=== WHAT YOU WILL DO ===
Using the entries that follow, collect the lines where the word "value" appears.

=== MATERIAL SUPPLIED ===
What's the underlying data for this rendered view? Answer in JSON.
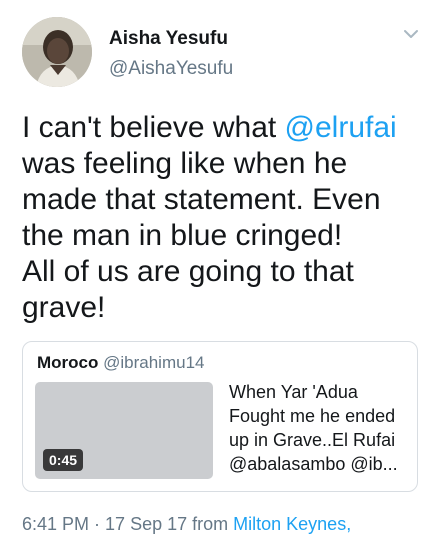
{
  "author": {
    "name": "Aisha Yesufu",
    "handle": "@AishaYesufu"
  },
  "tweet": {
    "text_part1": "I can't believe what ",
    "mention": "@elrufai",
    "text_part2": " was feeling like when he made that statement. Even the man in blue cringed!",
    "text_part3": "All of us are going to that grave!"
  },
  "quoted": {
    "name": "Moroco",
    "handle": "@ibrahimu14",
    "video_duration": "0:45",
    "text": "When Yar 'Adua Fought me he ended up in Grave..El Rufai @abalasambo @ib..."
  },
  "meta": {
    "time": "6:41 PM",
    "separator": " · ",
    "date": "17 Sep 17",
    "from": " from ",
    "place": "Milton Keynes,"
  },
  "icons": {
    "menu": "chevron-down-icon",
    "avatar": "profile-photo"
  },
  "colors": {
    "link": "#1da1f2",
    "secondary_text": "#657786",
    "primary_text": "#14171a",
    "border": "#d8dde2"
  }
}
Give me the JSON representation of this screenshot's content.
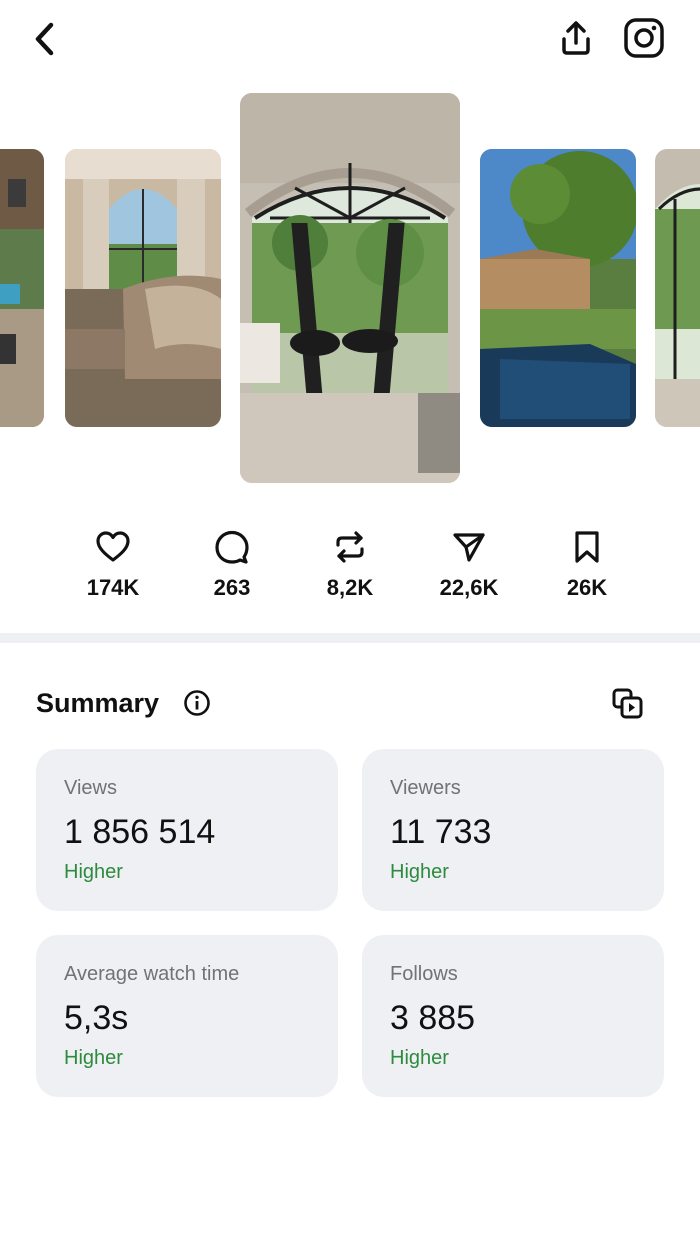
{
  "header": {
    "back_icon": "chevron-left-icon",
    "share_icon": "share-upload-icon",
    "instagram_icon": "instagram-icon"
  },
  "stats": [
    {
      "icon": "heart-icon",
      "value": "174K"
    },
    {
      "icon": "comment-icon",
      "value": "263"
    },
    {
      "icon": "repost-icon",
      "value": "8,2K"
    },
    {
      "icon": "send-icon",
      "value": "22,6K"
    },
    {
      "icon": "bookmark-icon",
      "value": "26K"
    }
  ],
  "summary": {
    "title": "Summary",
    "info_icon": "info-icon",
    "export_icon": "copy-video-icon",
    "cards": [
      {
        "label": "Views",
        "value": "1 856 514",
        "trend": "Higher"
      },
      {
        "label": "Viewers",
        "value": "11 733",
        "trend": "Higher"
      },
      {
        "label": "Average watch time",
        "value": "5,3s",
        "trend": "Higher"
      },
      {
        "label": "Follows",
        "value": "3 885",
        "trend": "Higher"
      }
    ]
  },
  "colors": {
    "trend_positive": "#2e8b3e",
    "card_bg": "#eef0f4",
    "divider": "#eef0f3"
  }
}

=== RESPONSE TO THE TASK ===
      "value": "174K"
      "value": "263"
      "value": "8,2K"
      "value": "22,6K"
      "value": "26K"
        "value": "1 856 514",
        "value": "11 733",
        "value": "5,3s",
        "value": "3 885",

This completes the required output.